(first published 24th February 2012)
It’s very interesting, I noted during an early morning chat with a fellow PD-wrangler, as she recounted her first, and rather scary, hallucination. Interesting because her brain had chosen to inject life into a hat and scarf hanging on the back of a door, so much so that she had been forced to touch it, to confirm with one sense what her intellect knew and yet her sight denied. Interesting because we suffer from a brain-based movement disorder which makes our bodies move uncontrollably, or make it difficult to control our bodies. Why the projection of movement onto inanimate objects? Why translate this movement as a sign of life rather than of the wind?
The physical parts of PD are in themselves rather unsettling, sometimes scary, eventually debilitating, but it is perhaps the stuff that goes on inside the head which is most interesting, if possibly in a Chinese sense. Eventually, everyone can see you have PD, but it’s the stuff contained in our own little personal prison, our own lifelong solitary confinement, which is really crippling.
I have been hallucinating for some time. Nothing major. No great rends in the fabric of reality, no rips in the spacetime continuum, just small, mild, unsettling things. The most common is the ‘horror movie scuttling things’ hallucination. When the protagonists are still unaware of their fate, they often pick up flashes of darkness, mainly flashing (if darkness may be allowed to flash) across open doorways. I do the same to myself, creating things in my peripheral vision, things which are palpably there, but not there. Schrödinger’s things. Looking collapses the hallucination. These used to worry me, now they’re almost comforting – reminders of what I am that stay internal, so that no-one else can see.
I, too, have a thing about making things alive. I tend not to create movement, but to mistranslate movement as a sign of life. I once watched a spider scuttle backwards and forward in a short elliptical pattern on the bathroom floor for about a minute, trying to work out its motivation. It was almost as if it was playing out the stress patterns you see in caged animals where they grind a path into the earth as they walk, repeat; walk, repeat. Eventually I realised that this spider was merely the shadow of the thing on the end of the bathroom light pull cord.
Unless you’re particularly scared of spiders, the this isn’t the most perturbing of hallucinations possible, but it’s the principle. Why is it that the brain decides to mislead me this way? Why, and this is perhaps more pertinent, do I insist on granting my brain its own will? What possesses me to think that the grey matter is purposely fucking with my mind?
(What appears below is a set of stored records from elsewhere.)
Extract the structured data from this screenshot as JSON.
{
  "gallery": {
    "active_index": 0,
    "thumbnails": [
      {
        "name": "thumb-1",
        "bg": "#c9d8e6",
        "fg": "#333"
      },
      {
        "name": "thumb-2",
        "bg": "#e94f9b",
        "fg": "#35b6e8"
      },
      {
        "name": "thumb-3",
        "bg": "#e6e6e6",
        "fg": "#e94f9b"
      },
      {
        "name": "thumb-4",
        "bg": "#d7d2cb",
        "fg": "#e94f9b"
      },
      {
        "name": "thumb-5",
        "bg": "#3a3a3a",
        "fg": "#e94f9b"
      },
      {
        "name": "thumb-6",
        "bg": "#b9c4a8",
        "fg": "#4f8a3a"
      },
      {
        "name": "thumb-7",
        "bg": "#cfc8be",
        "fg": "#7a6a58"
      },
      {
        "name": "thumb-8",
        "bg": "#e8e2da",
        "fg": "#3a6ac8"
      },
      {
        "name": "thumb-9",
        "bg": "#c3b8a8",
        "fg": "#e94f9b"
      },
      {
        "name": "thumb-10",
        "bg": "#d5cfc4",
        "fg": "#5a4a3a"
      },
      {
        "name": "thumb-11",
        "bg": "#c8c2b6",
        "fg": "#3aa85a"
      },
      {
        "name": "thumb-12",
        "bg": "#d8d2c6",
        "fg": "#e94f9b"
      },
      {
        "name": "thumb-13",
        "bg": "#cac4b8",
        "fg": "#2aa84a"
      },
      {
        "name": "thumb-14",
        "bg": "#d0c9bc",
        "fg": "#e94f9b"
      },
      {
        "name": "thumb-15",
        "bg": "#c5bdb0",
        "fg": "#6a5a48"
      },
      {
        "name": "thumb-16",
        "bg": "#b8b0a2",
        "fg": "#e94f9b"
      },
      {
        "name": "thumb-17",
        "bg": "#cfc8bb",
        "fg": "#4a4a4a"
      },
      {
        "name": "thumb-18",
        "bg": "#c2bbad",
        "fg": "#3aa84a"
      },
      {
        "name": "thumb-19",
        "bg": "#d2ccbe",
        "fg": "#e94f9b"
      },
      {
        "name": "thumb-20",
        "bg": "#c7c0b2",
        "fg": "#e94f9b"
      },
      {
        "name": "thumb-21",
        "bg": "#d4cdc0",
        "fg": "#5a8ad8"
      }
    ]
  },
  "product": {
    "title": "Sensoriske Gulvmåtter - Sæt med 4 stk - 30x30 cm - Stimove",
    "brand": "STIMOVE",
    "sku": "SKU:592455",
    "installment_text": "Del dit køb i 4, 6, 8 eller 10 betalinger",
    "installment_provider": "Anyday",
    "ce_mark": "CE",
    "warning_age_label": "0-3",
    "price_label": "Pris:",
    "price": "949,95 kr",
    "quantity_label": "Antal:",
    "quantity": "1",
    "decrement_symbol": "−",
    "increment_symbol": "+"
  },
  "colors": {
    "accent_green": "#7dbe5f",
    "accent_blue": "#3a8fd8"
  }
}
This is perhaps the greatest hallucination of them all: the personification of the brain. Disease is not aware. It does not have feelings. It does not make decisions. PD is not a dragon you can fight. There’s no challenging something that doesn’t recognise your rules. My brain is neither for nor against me. It merely is. It’s just that some of it has merrily wondered off into its own territory.
There be spiders there.